Directly below this picture is his wife’s Monica who was born in 1869. She was a socialite from French extraction and was famously uninhibited. She was divorced from a brewing magnate where George was cited in the proceedings. They married on Rum in 1903 and had a daughter Hermione in 1906.
Many of the objects on display were imported by George after his prolonged stay in Japan. We have it on good authority that the prolonged absence and tour was a required result of Georges inappropriate involvement with his step mother.
The tour takes us into the dining room which is in many ways a tribute to George’s first steam yacht the 221 foot Rhouma which he bought in 1895. He sailed extensively in the yacht with it’s crew of 40 During the Boer war he turned it into a hospital ship for which he was knighted. Eventually he sold it as a hulk to the Italian government in 1912. The furniture comes from the ship and the paintings depict it. In 1913 he bought another smaller yacht which is still in existence. It is now renamed as the Madiz and up for sale for about £7m. It is stunning.
We arrive at the ballroom. It is designed for ultimate privacy – drinks are served through a hatch, the band plays behind curtains and the windows are too high to look into. This is where ladies of the night were brought from Glasgow for the viewing pleasure of the gentlemen.
The tour takes us to Monica’s bedroom.

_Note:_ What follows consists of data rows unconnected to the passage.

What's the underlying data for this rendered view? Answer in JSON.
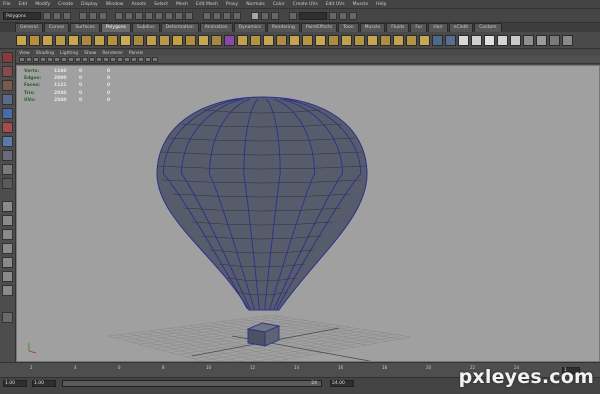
{
  "menubar": [
    "File",
    "Edit",
    "Modify",
    "Create",
    "Display",
    "Window",
    "Assets",
    "Select",
    "Mesh",
    "Edit Mesh",
    "Proxy",
    "Normals",
    "Color",
    "Create UVs",
    "Edit UVs",
    "Muscle",
    "Help"
  ],
  "status_line": {
    "mode": "Polygons"
  },
  "shelf_tabs": [
    "General",
    "Curves",
    "Surfaces",
    "Polygons",
    "Subdivs",
    "Deformation",
    "Animation",
    "Dynamics",
    "Rendering",
    "PaintEffects",
    "Toon",
    "Muscle",
    "Fluids",
    "Fur",
    "Hair",
    "nCloth",
    "Custom"
  ],
  "active_shelf_tab": "Polygons",
  "panel_menu": [
    "View",
    "Shading",
    "Lighting",
    "Show",
    "Renderer",
    "Panels"
  ],
  "hud": [
    {
      "label": "Verts:",
      "value": "1180",
      "a": "0",
      "b": "0"
    },
    {
      "label": "Edges:",
      "value": "2090",
      "a": "0",
      "b": "0"
    },
    {
      "label": "Faces:",
      "value": "1121",
      "a": "0",
      "b": "0"
    },
    {
      "label": "Tris:",
      "value": "2040",
      "a": "0",
      "b": "0"
    },
    {
      "label": "UVs:",
      "value": "2040",
      "a": "0",
      "b": "0"
    }
  ],
  "timeline": {
    "start": "1.00",
    "end": "24.00",
    "range_start": "1.00",
    "range_end": "24",
    "current": "1",
    "ticks": [
      "2",
      "4",
      "6",
      "8",
      "10",
      "12",
      "14",
      "16",
      "18",
      "20",
      "22",
      "24"
    ]
  },
  "watermark": "pxleyes.com",
  "colors": {
    "viewport_bg": "#a0a0a0",
    "balloon_fill": "#555b6a",
    "wire": "#2e2f8c",
    "grid": "#8a8a8a",
    "hud_label": "#2a5c2a"
  }
}
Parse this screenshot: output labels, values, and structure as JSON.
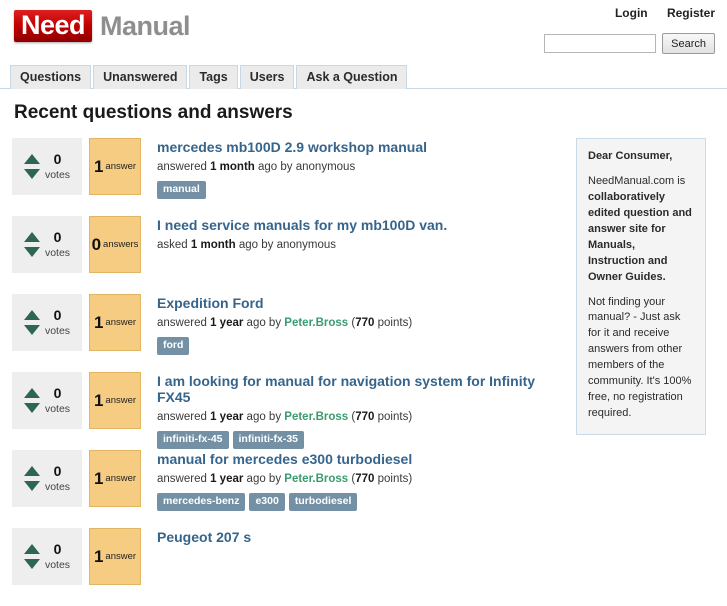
{
  "header": {
    "logo_badge": "Need",
    "logo_word": "Manual",
    "login_label": "Login",
    "register_label": "Register",
    "search_value": "",
    "search_placeholder": "",
    "search_button_label": "Search"
  },
  "nav": {
    "tabs": [
      {
        "label": "Questions"
      },
      {
        "label": "Unanswered"
      },
      {
        "label": "Tags"
      },
      {
        "label": "Users"
      },
      {
        "label": "Ask a Question"
      }
    ]
  },
  "main": {
    "page_title": "Recent questions and answers",
    "vote_label": "votes",
    "questions": [
      {
        "votes": "0",
        "answer_count": "1",
        "answer_label": "answer",
        "title": "mercedes mb100D 2.9 workshop manual",
        "action": "answered",
        "age": "1 month",
        "ago_by": "ago by",
        "author": "anonymous",
        "author_is_link": false,
        "points": "",
        "tags": [
          "manual"
        ]
      },
      {
        "votes": "0",
        "answer_count": "0",
        "answer_label": "answers",
        "title": "I need service manuals for my mb100D van.",
        "action": "asked",
        "age": "1 month",
        "ago_by": "ago by",
        "author": "anonymous",
        "author_is_link": false,
        "points": "",
        "tags": []
      },
      {
        "votes": "0",
        "answer_count": "1",
        "answer_label": "answer",
        "title": "Expedition Ford",
        "action": "answered",
        "age": "1 year",
        "ago_by": "ago by",
        "author": "Peter.Bross",
        "author_is_link": true,
        "points": "770",
        "tags": [
          "ford"
        ]
      },
      {
        "votes": "0",
        "answer_count": "1",
        "answer_label": "answer",
        "title": "I am looking for manual for navigation system for Infinity FX45",
        "action": "answered",
        "age": "1 year",
        "ago_by": "ago by",
        "author": "Peter.Bross",
        "author_is_link": true,
        "points": "770",
        "tags": [
          "infiniti-fx-45",
          "infiniti-fx-35"
        ]
      },
      {
        "votes": "0",
        "answer_count": "1",
        "answer_label": "answer",
        "title": "manual for mercedes e300 turbodiesel",
        "action": "answered",
        "age": "1 year",
        "ago_by": "ago by",
        "author": "Peter.Bross",
        "author_is_link": true,
        "points": "770",
        "tags": [
          "mercedes-benz",
          "e300",
          "turbodiesel"
        ]
      },
      {
        "votes": "0",
        "answer_count": "1",
        "answer_label": "answer",
        "title": "Peugeot 207 s",
        "action": "",
        "age": "",
        "ago_by": "",
        "author": "",
        "author_is_link": false,
        "points": "",
        "tags": []
      }
    ],
    "points_suffix": "points"
  },
  "sidebar": {
    "greeting": "Dear Consumer,",
    "paragraph1_lead": "NeedManual.com is ",
    "paragraph1_bold": "collaboratively edited question and answer site for Manuals, Instruction and Owner Guides.",
    "paragraph2": "Not finding your manual? - Just ask for it and receive answers from other members of the community. It's 100% free, no registration required."
  },
  "colors": {
    "brand_red": "#c00000",
    "title_blue": "#36648b",
    "user_green": "#3a9c6e",
    "tag_slate": "#7490a4",
    "answer_tan": "#f6cc83",
    "vote_arrow": "#2e6656"
  }
}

This is where she is said to have bestowed her favours on many a man, including it is strongly rumoured King Edward the 7th. It is bizarre to see her nude portrait sipping tea on a rug outside the room but the rumours have it this was just a foretaste of the erotic prints that decorated the room.
Then we are back into the corridor and on our way out – our 45 minutes have elapsed.
What Didn’t We See?
There is a lot which we didn’t see – presumably because of the state of repair of the building. So by the wonders of the internet here are two of the rooms we didn’t see - the library and the billiards room
The Bullough Mausoleum
George decided that his father John who had died in 1891, when George was 21 should be reburied on the Island of Rum. This meant taking his body from the family crypt in Acccrington to the Island by train. This despite the fact that John had expressed his wishes to be buried there. The coffin was transported by train and steamer to the island where it was interred in a mausoleum built for the purpose.
However a visiting journalist commented that the tiled mausoleum looked like a public lavatory and George promptly had it dynamited. He then placed the coffin in a new sarcophagus in a magnificent mausoleum built out oif polished sandstone in the form of a Greek temple. It is in a magnificent location facing the ocean. Eventually both George and Monica were interred in separate sarcophagi and the 3 lie together facing the storms.
Whatever Happened To The Animals?
The humming birds froze when the heat in a hot house failed – they were stuffed and remain as an exhibit today.
The turtles were let back into the sea by George where they promptly disappeared.
And the Alligator escaped, frightened the guests and was shot by George.
At the moment Kinloch Castle hangs between complete dereliction and restoration whiuch gives it an amazing ambience – a vibe if you will. It is a testament to George Bullogh – the Edwardian millionaire who delivered his dream. Visit soon!